DG: In the New York Times recently, there was an article about Kentucky...
DG: ...and the Mitch McConnell race and the lead was about a woman who has Obamacare and is super-psyched about it, but she hates Obama so she's voting for McConnell. Is this country fixable, I guess that's my question.
BM: Yeah, that's got to be the biggest frustration for someone like Obama and the Democrats, but especially with the midterms and also with elections in general, people never come out to say "thank you." They only come out to say "fuck you." And I don't know how you fix that. I don't know how you convince people to vote their own interests, because if they're not willing to do that, it's like trying to deter a suicide bomber.
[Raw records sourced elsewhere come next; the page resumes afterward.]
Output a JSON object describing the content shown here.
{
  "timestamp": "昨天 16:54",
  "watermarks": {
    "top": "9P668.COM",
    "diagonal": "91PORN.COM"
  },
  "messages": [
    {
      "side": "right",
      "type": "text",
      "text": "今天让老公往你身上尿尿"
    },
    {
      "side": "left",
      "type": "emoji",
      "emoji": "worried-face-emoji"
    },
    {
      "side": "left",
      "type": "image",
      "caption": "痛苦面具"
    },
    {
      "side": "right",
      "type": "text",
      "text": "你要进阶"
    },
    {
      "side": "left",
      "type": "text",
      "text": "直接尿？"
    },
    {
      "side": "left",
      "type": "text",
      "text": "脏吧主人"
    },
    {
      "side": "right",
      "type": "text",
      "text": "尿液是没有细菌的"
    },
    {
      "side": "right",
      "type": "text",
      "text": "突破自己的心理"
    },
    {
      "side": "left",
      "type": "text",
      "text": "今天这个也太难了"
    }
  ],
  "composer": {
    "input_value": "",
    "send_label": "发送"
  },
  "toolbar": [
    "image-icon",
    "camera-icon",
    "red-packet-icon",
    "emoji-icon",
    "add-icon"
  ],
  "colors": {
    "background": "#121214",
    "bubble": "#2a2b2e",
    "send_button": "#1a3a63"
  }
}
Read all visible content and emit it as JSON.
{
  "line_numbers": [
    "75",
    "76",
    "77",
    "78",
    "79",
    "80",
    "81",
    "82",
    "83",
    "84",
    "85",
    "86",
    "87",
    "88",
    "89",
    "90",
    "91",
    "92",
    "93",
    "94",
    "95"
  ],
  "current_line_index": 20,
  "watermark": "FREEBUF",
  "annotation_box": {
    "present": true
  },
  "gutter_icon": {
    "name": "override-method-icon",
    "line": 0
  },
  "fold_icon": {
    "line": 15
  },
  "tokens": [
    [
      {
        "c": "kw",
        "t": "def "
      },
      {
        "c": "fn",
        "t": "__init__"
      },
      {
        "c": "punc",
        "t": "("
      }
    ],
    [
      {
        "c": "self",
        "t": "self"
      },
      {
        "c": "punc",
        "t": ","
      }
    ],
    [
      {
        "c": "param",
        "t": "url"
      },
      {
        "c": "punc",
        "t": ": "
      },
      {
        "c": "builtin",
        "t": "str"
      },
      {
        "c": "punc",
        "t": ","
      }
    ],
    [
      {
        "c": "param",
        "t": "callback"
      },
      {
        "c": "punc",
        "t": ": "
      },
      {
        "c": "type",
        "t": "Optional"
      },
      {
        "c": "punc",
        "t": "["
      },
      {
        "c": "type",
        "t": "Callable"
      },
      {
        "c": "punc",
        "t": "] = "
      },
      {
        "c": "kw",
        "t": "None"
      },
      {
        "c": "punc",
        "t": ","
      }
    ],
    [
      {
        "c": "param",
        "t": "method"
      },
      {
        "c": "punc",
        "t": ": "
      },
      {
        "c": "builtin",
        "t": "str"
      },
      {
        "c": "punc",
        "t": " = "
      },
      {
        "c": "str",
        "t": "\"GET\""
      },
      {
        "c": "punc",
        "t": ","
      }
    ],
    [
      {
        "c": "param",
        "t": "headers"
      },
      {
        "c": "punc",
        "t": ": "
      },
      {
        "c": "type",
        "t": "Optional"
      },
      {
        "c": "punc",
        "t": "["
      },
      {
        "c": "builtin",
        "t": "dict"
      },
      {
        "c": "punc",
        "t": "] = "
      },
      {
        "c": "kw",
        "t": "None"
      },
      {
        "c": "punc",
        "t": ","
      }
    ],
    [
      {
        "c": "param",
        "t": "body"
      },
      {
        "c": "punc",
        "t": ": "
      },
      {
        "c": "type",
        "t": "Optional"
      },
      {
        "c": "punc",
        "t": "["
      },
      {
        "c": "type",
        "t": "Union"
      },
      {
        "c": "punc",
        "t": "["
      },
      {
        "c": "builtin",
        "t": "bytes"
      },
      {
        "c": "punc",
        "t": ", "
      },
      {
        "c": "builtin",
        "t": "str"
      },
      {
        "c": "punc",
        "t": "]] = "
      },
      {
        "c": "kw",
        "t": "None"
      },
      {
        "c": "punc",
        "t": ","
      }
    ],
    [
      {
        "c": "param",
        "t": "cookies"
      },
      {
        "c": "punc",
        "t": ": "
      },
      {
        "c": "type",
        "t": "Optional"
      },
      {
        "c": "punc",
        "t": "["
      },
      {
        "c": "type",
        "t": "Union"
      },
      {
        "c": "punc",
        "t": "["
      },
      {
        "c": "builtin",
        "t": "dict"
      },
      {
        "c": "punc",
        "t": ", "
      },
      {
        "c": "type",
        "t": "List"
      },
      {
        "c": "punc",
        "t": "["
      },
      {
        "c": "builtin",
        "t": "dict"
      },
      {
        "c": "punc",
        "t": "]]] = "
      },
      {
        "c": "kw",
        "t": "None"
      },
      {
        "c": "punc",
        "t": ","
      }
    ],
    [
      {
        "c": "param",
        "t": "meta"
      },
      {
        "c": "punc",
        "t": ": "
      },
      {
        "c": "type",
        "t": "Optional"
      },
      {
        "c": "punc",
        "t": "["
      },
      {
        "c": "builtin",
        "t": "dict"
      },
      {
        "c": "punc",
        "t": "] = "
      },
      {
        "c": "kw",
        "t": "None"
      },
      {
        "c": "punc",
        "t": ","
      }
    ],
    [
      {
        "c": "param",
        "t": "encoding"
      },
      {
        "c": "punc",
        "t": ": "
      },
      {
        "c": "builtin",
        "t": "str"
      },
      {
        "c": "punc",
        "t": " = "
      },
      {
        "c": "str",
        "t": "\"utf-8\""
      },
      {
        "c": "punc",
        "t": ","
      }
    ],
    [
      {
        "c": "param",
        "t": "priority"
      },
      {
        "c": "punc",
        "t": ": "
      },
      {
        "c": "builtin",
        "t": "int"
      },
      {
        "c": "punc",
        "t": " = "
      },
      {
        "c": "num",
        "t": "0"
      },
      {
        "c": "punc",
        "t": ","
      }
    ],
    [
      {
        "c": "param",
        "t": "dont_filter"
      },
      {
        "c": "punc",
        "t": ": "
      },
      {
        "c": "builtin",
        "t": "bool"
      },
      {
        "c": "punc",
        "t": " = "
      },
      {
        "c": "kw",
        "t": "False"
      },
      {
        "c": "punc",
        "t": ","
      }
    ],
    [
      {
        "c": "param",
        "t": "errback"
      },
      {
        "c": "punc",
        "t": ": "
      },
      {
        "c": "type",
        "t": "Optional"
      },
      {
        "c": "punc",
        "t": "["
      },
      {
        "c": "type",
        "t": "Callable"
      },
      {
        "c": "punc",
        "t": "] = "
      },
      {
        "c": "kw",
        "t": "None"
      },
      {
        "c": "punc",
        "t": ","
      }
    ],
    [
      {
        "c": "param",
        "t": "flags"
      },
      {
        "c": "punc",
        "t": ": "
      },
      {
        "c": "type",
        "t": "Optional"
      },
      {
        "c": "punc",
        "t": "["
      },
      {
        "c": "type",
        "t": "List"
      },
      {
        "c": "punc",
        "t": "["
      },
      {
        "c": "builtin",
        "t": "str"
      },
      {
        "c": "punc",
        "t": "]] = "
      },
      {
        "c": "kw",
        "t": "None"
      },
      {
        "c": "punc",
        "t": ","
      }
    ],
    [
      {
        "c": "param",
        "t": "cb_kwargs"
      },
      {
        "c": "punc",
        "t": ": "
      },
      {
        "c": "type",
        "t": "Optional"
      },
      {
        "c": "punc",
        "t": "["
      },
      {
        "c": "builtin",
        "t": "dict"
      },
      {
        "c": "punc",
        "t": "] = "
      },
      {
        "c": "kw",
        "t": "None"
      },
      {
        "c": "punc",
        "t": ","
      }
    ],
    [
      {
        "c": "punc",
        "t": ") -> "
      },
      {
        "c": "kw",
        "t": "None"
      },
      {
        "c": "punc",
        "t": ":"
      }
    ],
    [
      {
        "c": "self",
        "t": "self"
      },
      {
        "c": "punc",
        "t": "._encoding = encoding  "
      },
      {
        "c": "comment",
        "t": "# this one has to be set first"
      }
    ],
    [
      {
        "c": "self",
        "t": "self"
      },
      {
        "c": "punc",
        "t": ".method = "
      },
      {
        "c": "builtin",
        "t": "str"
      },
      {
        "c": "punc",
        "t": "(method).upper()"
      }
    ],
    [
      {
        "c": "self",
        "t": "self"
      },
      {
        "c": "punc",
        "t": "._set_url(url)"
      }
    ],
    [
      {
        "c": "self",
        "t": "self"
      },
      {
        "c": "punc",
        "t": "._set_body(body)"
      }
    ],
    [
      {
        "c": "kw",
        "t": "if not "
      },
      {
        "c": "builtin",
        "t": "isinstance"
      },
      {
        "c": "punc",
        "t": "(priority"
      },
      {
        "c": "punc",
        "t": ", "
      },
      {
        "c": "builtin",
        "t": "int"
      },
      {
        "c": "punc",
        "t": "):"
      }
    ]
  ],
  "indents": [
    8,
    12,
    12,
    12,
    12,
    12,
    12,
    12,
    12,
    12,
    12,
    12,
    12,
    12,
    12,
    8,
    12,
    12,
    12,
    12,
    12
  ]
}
DG: She actually expressed the idea "I really hope Obamacare doesn't go away, but I'm voting for this guy who actively campaigns to eradicate the plan I like so much." Do you find this sort of thing more frustrating as time goes on or is it just a steady theme.
BM: I'm frustrated, but I can only imagine how Obama feels. Presidents going back to Teddy Roosevelt tried to bring healthcare to the American people. None of them could do it, but he does and his approval rating is at an all-time low. Yeah, I tell you, the politicians are no prizes, but the people are even worse, they're so ill-informed. I never understand the pushback when I say people are stupid. Charlie Rose took great umbrage the other day..."How dare you say people are stupid?" Charlie, look at the polls. They take polls about what people know and most people in this country don't know who controls the Congress. They have no idea that Republicans control the House. They don't know where the problem is, so of course, they don't know how to fix it.
DG: There's a relatively decent chance that the Republicans are going to take the Senate...
BM: Better than a decent chance, Nate Silver says its going to happen.
DG: So, it's likely that we'll have a Republican controlled Congress as a whole? How do we survive that?
BM: You know, I had Nancy Pelosi on my show and I asked her this question and the way I phrased it was: "How is this going to be any different? Why do I even care?" Nothing gets passed now because of the quiet coup that went on a few years ago when the Senate, which was written into the Constitution as a body that only needed a simple majority of 51, has now become a body, with the automatic filibuster that you need 60 votes to pass it. We've heard about a number of legislative enterprises that went down, and it's Orwellian, they say "it lost 54 to 36." It lost with 54 votes? It lost? If you get 54, you should have won, but somehow you need to count to 60 votes. That's not the way it was written up by the Founding Fathers, but ok. If that's the deal, nothing's going to get done anyway. If we didn't have this filibuster rules, so much of Obama's agenda would have passed. He had an infrastructure bill that would have had people back to work in bigger numbers. So I understand what the big problem - well, I understand what the problem is, I just don't know how its going to get worse.
DG: So, how does standup stay sexy for you after all these years?
BM: Sexy is a strong word.
DG: Tolerable? Acceptable?
BM: Well, I'm not feeling so sexy at almost 59 years old, but it is still a great pleasure for me. It's the passion of my life, it's my mistress, if you want to continue the sexy theme. It's still what I love to do and I wouldn't drag my ass around the country every weekend, if I didn't. People sometimes say how standup is so hard, and I always tell them that it's hard at the beginning. The worst years of my life were the first two years I was doing standup. You're learning how to do, and you're going on stage in front of two drunks and people aren't laughing and you're broke. That's a really hard time in your life. Thirty years on and people get it and they know who you are, that's the great part. Sometimes I'm dragging my ass out to the airport at 8 a.m. on a Saturday and I'm wondering why I'm doing this, but once I walk on stage I know why...because I'm addicted.